What you are asked to do — Please count the lines in the data below that hold "username" and answer with the number by itself.
__________________________________________________
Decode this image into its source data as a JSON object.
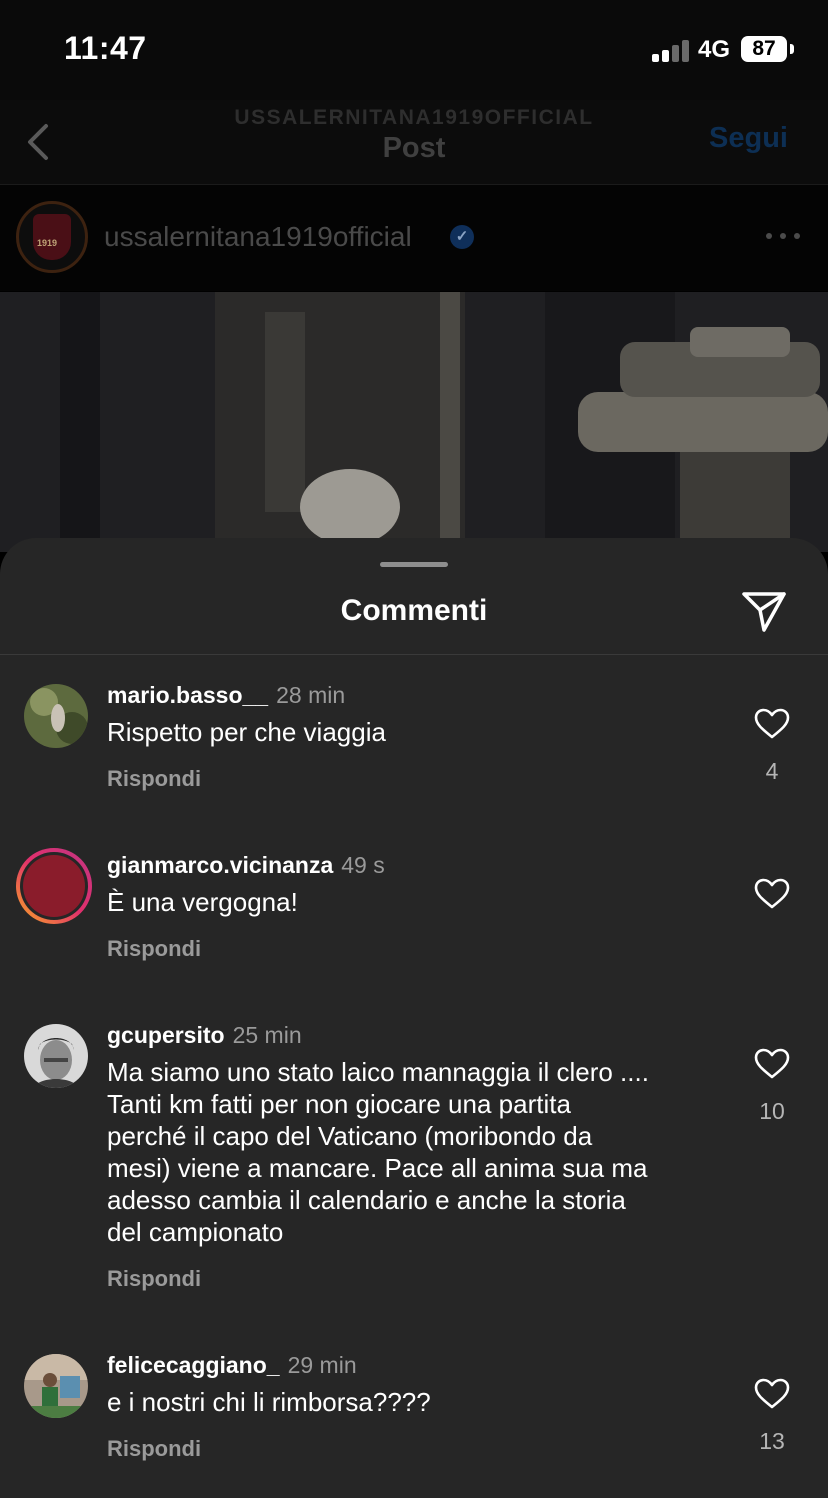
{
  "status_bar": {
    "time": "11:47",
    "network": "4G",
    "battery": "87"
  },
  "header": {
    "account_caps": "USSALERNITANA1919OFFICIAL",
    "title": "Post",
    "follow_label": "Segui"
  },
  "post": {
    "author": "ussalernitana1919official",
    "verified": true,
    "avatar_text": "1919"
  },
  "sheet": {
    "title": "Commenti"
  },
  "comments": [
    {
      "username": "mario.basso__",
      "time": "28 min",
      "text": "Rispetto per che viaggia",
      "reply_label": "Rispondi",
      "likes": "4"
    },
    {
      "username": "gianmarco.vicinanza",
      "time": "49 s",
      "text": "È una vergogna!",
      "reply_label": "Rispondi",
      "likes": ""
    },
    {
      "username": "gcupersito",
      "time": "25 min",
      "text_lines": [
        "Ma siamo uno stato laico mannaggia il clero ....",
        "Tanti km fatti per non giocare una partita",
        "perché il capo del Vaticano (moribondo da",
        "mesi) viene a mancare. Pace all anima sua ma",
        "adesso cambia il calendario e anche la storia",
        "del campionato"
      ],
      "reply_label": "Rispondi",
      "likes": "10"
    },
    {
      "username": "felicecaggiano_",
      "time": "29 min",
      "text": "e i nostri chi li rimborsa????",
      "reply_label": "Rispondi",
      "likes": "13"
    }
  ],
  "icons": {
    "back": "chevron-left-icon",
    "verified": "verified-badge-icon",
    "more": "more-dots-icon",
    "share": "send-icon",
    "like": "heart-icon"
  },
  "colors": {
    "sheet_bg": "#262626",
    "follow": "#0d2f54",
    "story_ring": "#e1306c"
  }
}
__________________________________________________
Result of this exercise — 4